It took one full year of waiting, but Crash Bandicoot N-sane Trilogy has finally arrived on Nintendo Switch and Xbox One. The formerly timed PlayStation 4 exclusive topped the charts last summer as gamers relived old memories while at the same time creating new ones. Since the exclusivity details weren’t immediately clear, Xbox gamers were baffled why third-party Activision would exclude other platforms. The Christmas gaming rush came and went, and Crash Trilogy was still nowhere to be found. Earlier in 2018, Activision made the multiplatform news official by announcing the release of Crash Bandicoot N-sane Trilogy on June 29th 2018. The package consists of Crash Bandicoot, Crash Bandicoot 2: Cortex Strikes Back and Crash Bandicoot 3: Warped at a budget price of $39.99 USD. Also included are 2 bonus levels: Stormy Ascent and Future Tense in addition to a whopping 3,000 gamerscore on Xbox One. Have these games aged gracefully? Or were they better left in the past?
I think it’s important to mention that I have never played a Crash Bandicoot game in my life. During his heyday I was a diehard Nintendo fan and I frankly had no idea how Crash games even played before I tried this trilogy. To be clear, my opinion is that of a series newbie, without nostalgia clouding my judgement. While each game’s story varies, they always pit Crash against the main antagonist, Dr. Neo Cortex in an attempt to save the world.
After dabbling in all three games, it didn’t take long for me to notice they are all fairly similar.
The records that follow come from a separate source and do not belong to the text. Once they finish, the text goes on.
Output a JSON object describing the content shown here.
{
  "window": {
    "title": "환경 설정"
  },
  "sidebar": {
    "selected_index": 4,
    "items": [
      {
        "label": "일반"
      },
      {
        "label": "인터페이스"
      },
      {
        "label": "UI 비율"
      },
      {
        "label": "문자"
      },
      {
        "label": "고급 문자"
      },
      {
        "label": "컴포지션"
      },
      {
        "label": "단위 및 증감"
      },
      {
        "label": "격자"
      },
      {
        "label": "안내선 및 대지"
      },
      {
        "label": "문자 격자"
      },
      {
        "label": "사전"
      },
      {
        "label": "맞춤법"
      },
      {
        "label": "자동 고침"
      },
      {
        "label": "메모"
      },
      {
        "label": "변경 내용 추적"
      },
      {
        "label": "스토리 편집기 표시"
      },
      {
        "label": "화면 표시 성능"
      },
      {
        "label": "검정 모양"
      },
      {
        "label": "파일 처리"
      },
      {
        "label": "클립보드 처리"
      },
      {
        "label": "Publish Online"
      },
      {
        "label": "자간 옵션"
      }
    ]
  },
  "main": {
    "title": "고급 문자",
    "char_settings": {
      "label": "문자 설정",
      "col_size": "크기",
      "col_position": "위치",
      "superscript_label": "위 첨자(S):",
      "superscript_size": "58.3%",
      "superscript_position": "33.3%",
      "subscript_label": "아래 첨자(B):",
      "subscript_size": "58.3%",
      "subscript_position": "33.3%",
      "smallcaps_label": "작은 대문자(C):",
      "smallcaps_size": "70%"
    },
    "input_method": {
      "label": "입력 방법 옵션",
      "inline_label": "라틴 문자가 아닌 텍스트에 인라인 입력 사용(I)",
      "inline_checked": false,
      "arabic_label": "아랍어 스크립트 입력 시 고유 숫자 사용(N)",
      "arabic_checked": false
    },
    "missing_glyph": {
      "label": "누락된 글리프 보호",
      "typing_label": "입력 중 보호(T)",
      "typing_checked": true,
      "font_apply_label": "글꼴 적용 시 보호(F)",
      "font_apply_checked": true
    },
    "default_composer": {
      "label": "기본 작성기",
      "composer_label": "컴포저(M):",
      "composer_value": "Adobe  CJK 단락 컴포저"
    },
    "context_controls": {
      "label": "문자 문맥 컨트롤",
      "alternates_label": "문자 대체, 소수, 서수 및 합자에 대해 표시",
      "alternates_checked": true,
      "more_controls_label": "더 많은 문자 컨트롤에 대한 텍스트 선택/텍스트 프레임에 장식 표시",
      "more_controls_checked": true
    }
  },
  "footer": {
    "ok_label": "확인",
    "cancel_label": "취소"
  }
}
Crash Bandicoot is a platforming game series that reminds me surprisingly of endless runner games (but with an end, and you can stop…). Crash moves either towards the screen or away from it, destroying boxes, jumping gaps, collecting apples all with a goal of reaching the end with a coveted crystal. Crash gets help from checkpoint boxes and an ancient doctor spirit named Aku Aku, who acts as a shield protecting Crash from a single attack. Along the way there are secret areas where players can earn extra lives in addition to gems and relics that can be acquired. Complete a level without dying and earn a gem, beat the speed run goal of a level and earn a relic. Occasionally levels will change to more traditional side scrolling platforming or levels where you ride animals/vehicles. There is just enough variety to keep things interesting, especially in Crash 2 and 3.
I was surprised at just how challenging these games were. Every life I discovered or earned was vital, and many times I found myself completing a level by the skin of my teeth. These make or break moments had me walking the fine line between success and disheartening failure. I won’t lie, there were many times I grew annoyed with getting a game over just before the finish line. I often shut the game off then and there, but in time something always brought me back. That feeling of “I want another crack at this” led me to keep (eventually) retrying and when success was had, it felt damn good. I was expecting a game my seven-year-old would love or my wife would find accessible, but it turns out Crash may just be too challenging for casual gamers.
The controls vary depending on the type of level, but Crash can typically jump, spin to destroy boxes or enemies and slide/crawl in games 2 and 3. They work nicely for the most part but tended to feel most odd in side scrolling levels. Overall, for all the times I raged and swore at the game, it was never due to the fault of the controls.
The job of remastering these classics was given to developer Vicarious Visions, who I know best as the secondary developer of the Skylanders series. Like those games, Crash Bandicoot Trilogy is vivid, colorful and a joy to look at. I was pleasantly surprised with how quickly I could navigate the three games and the levels within them. I play on an original Xbox One, and the loading times were never an issue. I’m also pleased to report that the trilogy is Xbox One X enhanced as well. Another high-point for the series is the soundtrack. Upbeat and catchy melodies are found in every area, whether it be in the jungle, ocean or industrial indoor area. This truly is the best Crash Bandicoot has ever looked or sounded.
Crash Bandicoot N-sane Trilogy contains 77 achievements with a total of 3,000 gamerscore. Most of them are straightforward such as defeating a boss, entering secret areas and collecting relics and gems. While not the most difficult completion of 2018, it will take plenty of skill and commitment to collect and discover everything involved.
As a complete package, Crash Bandicoot N-sane Trilogy is well put together, priced right and full of value. Those who grew up with these games in the day will fancy reliving those experiences with remastered graphics. Achievement hunters will be sold on 3,000 gamerscore immediately for a budget price. And lastly, those new to the series will finally get a chance to experience PlayStation’s former unofficial mascot. All three games look and sound amazing and will test the skills of even the most experienced gamer. My only concern would be uninformed parents buying this game for their 6 or 7-year-old child, expecting something childish and easy. Aside from that, Xbox gamers should be excited to finally welcome Crash Bandicoot with open arms.